How important was perception and misperception between the USA and USSR during the early Cold War?

Expert Answers

An illustration of the letter 'A' in a speech bubbles

Perceptions and misperceptions were very important causes of the Cold War. For one, Stalin broke promises he made to the Allies after World War II, creating an atmosphere of suspicion and mistrust. Secondly, Stalin blatantly created the Iron Curtain in an attempt to protect the Eastern Bloc from the capitalist west, creating tension. Lastly, the construction of the North Atlantic Treaty Organization (NATO), along with the Warsaw Pact, made it clear that America and the Soviet Union were on the brink of war.

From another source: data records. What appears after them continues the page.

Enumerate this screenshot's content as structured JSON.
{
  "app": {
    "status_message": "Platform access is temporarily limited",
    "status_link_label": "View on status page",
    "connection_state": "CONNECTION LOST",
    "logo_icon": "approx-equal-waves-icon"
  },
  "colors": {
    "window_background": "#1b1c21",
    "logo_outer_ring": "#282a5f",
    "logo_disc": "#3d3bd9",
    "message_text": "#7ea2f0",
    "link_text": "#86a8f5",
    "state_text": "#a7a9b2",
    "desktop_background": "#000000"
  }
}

When Churchill, Roosevelt, and Stalin met at Yalta to discuss the fate of post–World War II Germany, Stalin promised to let democracy flourish in eastern Europe. He vowed not to spread communism. From the get-go, Britain was leery of Stalin and did not trust him. After all, he had originally been friendly with Nazi Germany before Hitler broke the pair's nonaggression pact. While Churchill did not believe a word Stalin said, Roosevelt decided to give him the benefit of the doubt. The American president said,

I just have a hunch that Stalin is not that kind of a man. . . . I think that if I give him everything I possibly can and ask for nothing from him in return, "noblesse oblige," he won't try to annex anything and will work with me for a world of democracy and peace.

However, once Roosevelt died and Truman became president, it became clear that Roosevelt's perception of Stalin may have been too rosy.

Truman was suspicious of communism in general. When Churchill, Truman, and Stalin met at Potsdam later that year, it was clear to Truman that Stalin had been lying about his intentions to not spread communism. Stalin had already begun aggressive expansion in eastern Europe, building his Eastern Bloc composed of satellite states to serve as a protective buffer between the communist east and the capitalist west. This division would come to be known as the Iron Curtain, a phrase that Churchill coined in his famous "Iron Curtain" speech.

Interestingly, even though Truman thought Stalin to be an untrustworthy leader, he made sure to mention to him at Potsdam that the United States was constructing a new, powerful weapon—the atomic bomb. However, because of Soviet spying, Stalin already knew of the bomb's existence. As tensions mounted between the two world superpowers, their perceptions and misperceptions of one another continued to fuel their militarism and want for protective alliances.

In 1949, the capitalist nations of the West decided to form a protective alliance against the communist east known NATO. As soon as the Soviets found out about this preemptive alliance, they became paranoid. Stalin worried that the alliance was planning to attack the Soviet Union and founded a rival alliance known as the Warsaw Pact in 1955. Almost every European nation was aligned with one of these two alliances, increasing tensions and creating a definite perception of that the two superpowers were going toe to toe. This brinksmanship would become a cornerstone of the Cold War and the many proxy wars of the era.

Approved by eNotes Editorial Team
An illustration of the letter 'A' in a speech bubbles

In the immediate aftermath of the Second World War, the United States believed that the Soviet Union was hell-bent on world domination. Stalin had already shown that he couldn't be trusted in relation to the commitments he'd made at Yalta. The USSR was busily subverting the nascent democracies of Eastern Europe to ensure their subordination to Moscow. Stalin reasoned that, because the Soviet Union had been attacked from the West by Hitler, the Americans and their allies would follow suit.

So to that end, he wanted to use the Eastern Bloc states as a buffer against a potential invasion. Although Soviet activity in this part of the world was primarily defensive, it was sufficiently aggressive to make it seem that they committed to much greater territorial expansion elsewhere in Europe.

The United States' perception of the USSR as an expansionist power contributed directly to its strategy of containment, which would largely form the basis of American foreign policy for the remainder of the Cold War.

Approved by eNotes Editorial Team
An illustration of the letter 'A' in a speech bubbles

This was very important early in the Cold War.  In fact, it did a great deal to start the conflict.

As World War II drew to a close, the Soviets perceived the West as a threat.  Therefore, they wanted to have a buffer zone that they controlled in Eastern Europe.  This would, they felt, protect them from invasion.  The Western Allies perceived communism as a threat to their way of life.  They saw the Soviet desire for a buffer zone as an expression of the communists’ desire to take over the world. 

In this way, the perceptions and misperceptions by each side led them to distrust one another and the Cold War was under way.

Approved by eNotes Editorial Team
Soaring plane image

We’ll help your grades soar

Start your 48-hour free trial and unlock all the summaries, Q&A, and analyses you need to get better grades now.

  • 30,000+ book summaries
  • 20% study tools discount
  • Ad-free content
  • PDF downloads
  • 300,000+ answers
  • 5-star customer support
Start your 48-Hour Free Trial